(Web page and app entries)
____
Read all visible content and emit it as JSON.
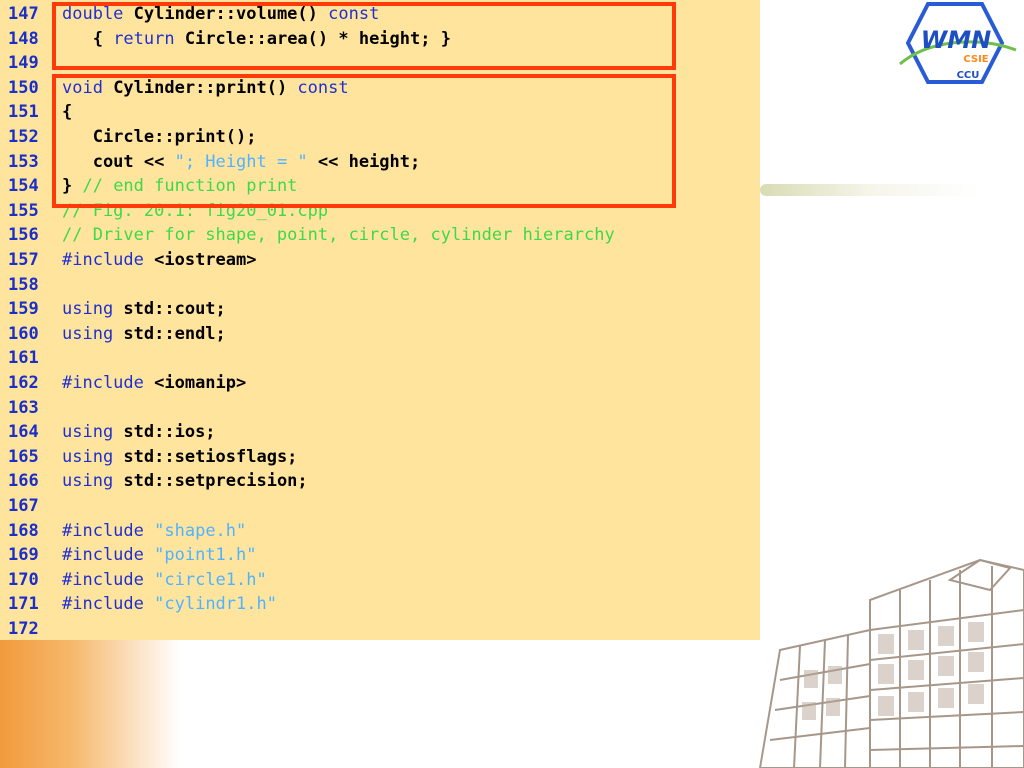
{
  "logo": {
    "main_text": "WMN",
    "sub_text": "CSIE",
    "bottom_text": "CCU"
  },
  "colors": {
    "panel": "#ffe49e",
    "keyword": "#2030d0",
    "string": "#4fb3ff",
    "comment": "#3fd84a",
    "line_number": "#1a2fc8",
    "highlight_box": "#ff3a0a"
  },
  "lines": [
    {
      "num": "147",
      "parts": [
        {
          "t": "double",
          "c": "kw"
        },
        {
          "t": " Cylinder::volume() ",
          "c": ""
        },
        {
          "t": "const",
          "c": "kw"
        }
      ]
    },
    {
      "num": "148",
      "parts": [
        {
          "t": "   { ",
          "c": ""
        },
        {
          "t": "return",
          "c": "kw"
        },
        {
          "t": " Circle::area() * height; }",
          "c": ""
        }
      ]
    },
    {
      "num": "149",
      "parts": []
    },
    {
      "num": "150",
      "parts": [
        {
          "t": "void",
          "c": "kw"
        },
        {
          "t": " Cylinder::print() ",
          "c": ""
        },
        {
          "t": "const",
          "c": "kw"
        }
      ]
    },
    {
      "num": "151",
      "parts": [
        {
          "t": "{",
          "c": ""
        }
      ]
    },
    {
      "num": "152",
      "parts": [
        {
          "t": "   Circle::print();",
          "c": ""
        }
      ]
    },
    {
      "num": "153",
      "parts": [
        {
          "t": "   cout << ",
          "c": ""
        },
        {
          "t": "\"; Height = \"",
          "c": "str"
        },
        {
          "t": " << height;",
          "c": ""
        }
      ]
    },
    {
      "num": "154",
      "parts": [
        {
          "t": "} ",
          "c": ""
        },
        {
          "t": "// end function print",
          "c": "cm"
        }
      ]
    },
    {
      "num": "155",
      "parts": [
        {
          "t": "// Fig. 20.1: fig20_01.cpp",
          "c": "cm"
        }
      ]
    },
    {
      "num": "156",
      "parts": [
        {
          "t": "// Driver for shape, point, circle, cylinder hierarchy",
          "c": "cm"
        }
      ]
    },
    {
      "num": "157",
      "parts": [
        {
          "t": "#include",
          "c": "kw"
        },
        {
          "t": " <iostream>",
          "c": ""
        }
      ]
    },
    {
      "num": "158",
      "parts": []
    },
    {
      "num": "159",
      "parts": [
        {
          "t": "using",
          "c": "kw"
        },
        {
          "t": " std::cout;",
          "c": ""
        }
      ]
    },
    {
      "num": "160",
      "parts": [
        {
          "t": "using",
          "c": "kw"
        },
        {
          "t": " std::endl;",
          "c": ""
        }
      ]
    },
    {
      "num": "161",
      "parts": []
    },
    {
      "num": "162",
      "parts": [
        {
          "t": "#include",
          "c": "kw"
        },
        {
          "t": " <iomanip>",
          "c": ""
        }
      ]
    },
    {
      "num": "163",
      "parts": []
    },
    {
      "num": "164",
      "parts": [
        {
          "t": "using",
          "c": "kw"
        },
        {
          "t": " std::ios;",
          "c": ""
        }
      ]
    },
    {
      "num": "165",
      "parts": [
        {
          "t": "using",
          "c": "kw"
        },
        {
          "t": " std::setiosflags;",
          "c": ""
        }
      ]
    },
    {
      "num": "166",
      "parts": [
        {
          "t": "using",
          "c": "kw"
        },
        {
          "t": " std::setprecision;",
          "c": ""
        }
      ]
    },
    {
      "num": "167",
      "parts": []
    },
    {
      "num": "168",
      "parts": [
        {
          "t": "#include",
          "c": "kw"
        },
        {
          "t": " ",
          "c": ""
        },
        {
          "t": "\"shape.h\"",
          "c": "str"
        }
      ]
    },
    {
      "num": "169",
      "parts": [
        {
          "t": "#include",
          "c": "kw"
        },
        {
          "t": " ",
          "c": ""
        },
        {
          "t": "\"point1.h\"",
          "c": "str"
        }
      ]
    },
    {
      "num": "170",
      "parts": [
        {
          "t": "#include",
          "c": "kw"
        },
        {
          "t": " ",
          "c": ""
        },
        {
          "t": "\"circle1.h\"",
          "c": "str"
        }
      ]
    },
    {
      "num": "171",
      "parts": [
        {
          "t": "#include",
          "c": "kw"
        },
        {
          "t": " ",
          "c": ""
        },
        {
          "t": "\"cylindr1.h\"",
          "c": "str"
        }
      ]
    },
    {
      "num": "172",
      "parts": []
    }
  ]
}
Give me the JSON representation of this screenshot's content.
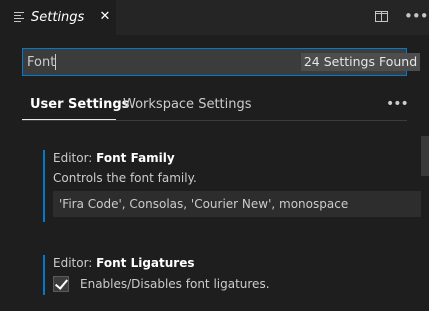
{
  "tab": {
    "title": "Settings",
    "close": "✕",
    "icon": "list-icon"
  },
  "titlebar_actions": {
    "split_icon": "split-editor-icon",
    "more_icon": "more-actions-icon"
  },
  "search": {
    "value": "Font",
    "results": "24 Settings Found"
  },
  "scope_tabs": [
    {
      "label": "User Settings",
      "active": true
    },
    {
      "label": "Workspace Settings",
      "active": false
    }
  ],
  "scope_more": "•••",
  "settings": [
    {
      "category": "Editor: ",
      "name": "Font Family",
      "description": "Controls the font family.",
      "value": "'Fira Code', Consolas, 'Courier New', monospace"
    },
    {
      "category": "Editor: ",
      "name": "Font Ligatures",
      "description": "Enables/Disables font ligatures.",
      "checked": true
    }
  ],
  "colors": {
    "accent": "#007acc",
    "background": "#1e1e1e"
  }
}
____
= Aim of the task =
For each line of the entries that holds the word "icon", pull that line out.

= Answer to the exercise =
    "icon": "list-icon"
    "split_icon": "split-editor-icon",
    "more_icon": "more-actions-icon"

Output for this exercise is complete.